On Thu, Oct 26, 2017 at 9:02 PM, Nick Coghlan
Option 2: temporary (or persistent) per-user-session cache
* Pro: only the first query per path entry per user session incurs a linear DB read * Pro: given persistent cache dirs (e.g. XDG_CACHE_HOME, ~/.cache) even that overhead can be avoided * Pro: sys.path directory mtimes are sufficient for cache invalidation (subject to filesystem timestamp granularity)
Timestamp granularity is a solvable problem. You just have to be careful not to write out the cache unless the directory mtime is sufficiently far in the past, like 10 seconds old, say. (This is an old trick that VCSes use to make commands like 'git status' fast-and-reliable.) This does mean you can get in a weird state where if the directory mtime somehow gets set to the future, then start time starts sucking because caching goes away. Note also that you'll want to explicitly write the observed directory mtime to the cache file, rather than comparing it to the cache file's mtime, to avoid the race condition where the directory gets modified just after we scan it but before we write out the cache.
* Pro: zero elevated privileges needed (cache would be stored in a per-user directory tree) * Con: interprocess locking likely needed to avoid the "thundering herd" cache update problem 
Interprocess filesystem locking is going to be far more painful than any problem it might solve. Seriously. At least on Unix, the right approach is to go ahead and regenerate the cache, and then atomically write it to the given place, and if someone else overwrites it a few milliseconds later then oh well.
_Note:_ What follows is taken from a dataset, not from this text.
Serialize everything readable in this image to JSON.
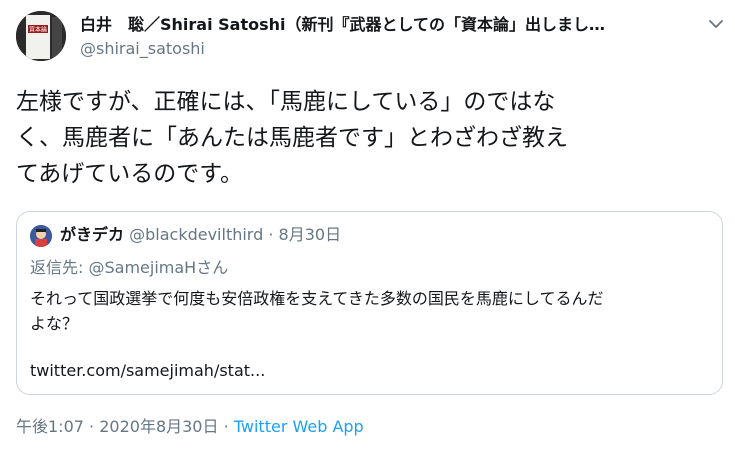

I guess on Windows locking might be OK, given that it has no atomic writes and less gratuitously broken filesystem locking. But you'd still want to make sure you never block when acquiring the lock; if the lock is already taken because someone else is in the middle of updating the cache, then you need to fall back on doing a linear scan. This is explicitly *not* avoiding the thundering herd problem, because it's more important to avoid the "one process got stuck and now everyone else freezes on startup waiting for it" problem.
* Con: if a non-persistent storage location is used, zero benefit over an in-memory cache for throwaway environments (e.g. container startup)
You also have to be careful about whether you have a writeable storage location at all, and if so whether you have the right permissions. (It might be bad if 'sudo somescript.py' leaves me with root-owned cache files in /home/njs/.cache/.) Filesystems are just a barrel of fun.
* Con: cost of the cache freshness check will still scale linearly with the number of sys.path entries
Option 3: persistent per-path-entry cache
* Pro: assuming cache freshness means zero runtime queries incur a linear DB read (cache creation becomes an install time cost) * Con: if you don't assume cache freshness, you need option 1 or 2 anyway, and the install time cache just speeds up that first linear read * Con: filesystem access control requires either explicit cache refresh or implicit metadata caching support in installers * Con: sys.path directory mtimes are no longer sufficient for cache invalidation (due to potential for directory relocation)
Not sure what problem you're thinking of here? In this model we wouldn't be using mtimes for cache invalidation anyway, because it'd be the responsibility of those modifying the directory to update the cache. And if you rename a whole directory, that doesn't affect its mtime anyway?
* Con: interprocess locking arguably still needed to avoid the "thundering herd" cache update problem (just between installers rather than runtime processes)
If two installers are trying to rearrange the same directory at the same time then they can conflict in lots of ways. For the most part people get away with it because doing multiple 'pip install' runs in parallel is generally considered a Bad Idea and unlikely to happen by accident; and if it is a problem then we should add locking anyway (like dpkg and rpm already do), regardless of the cache update part. -n -- Nathaniel J. Smith -- https://vorpus.org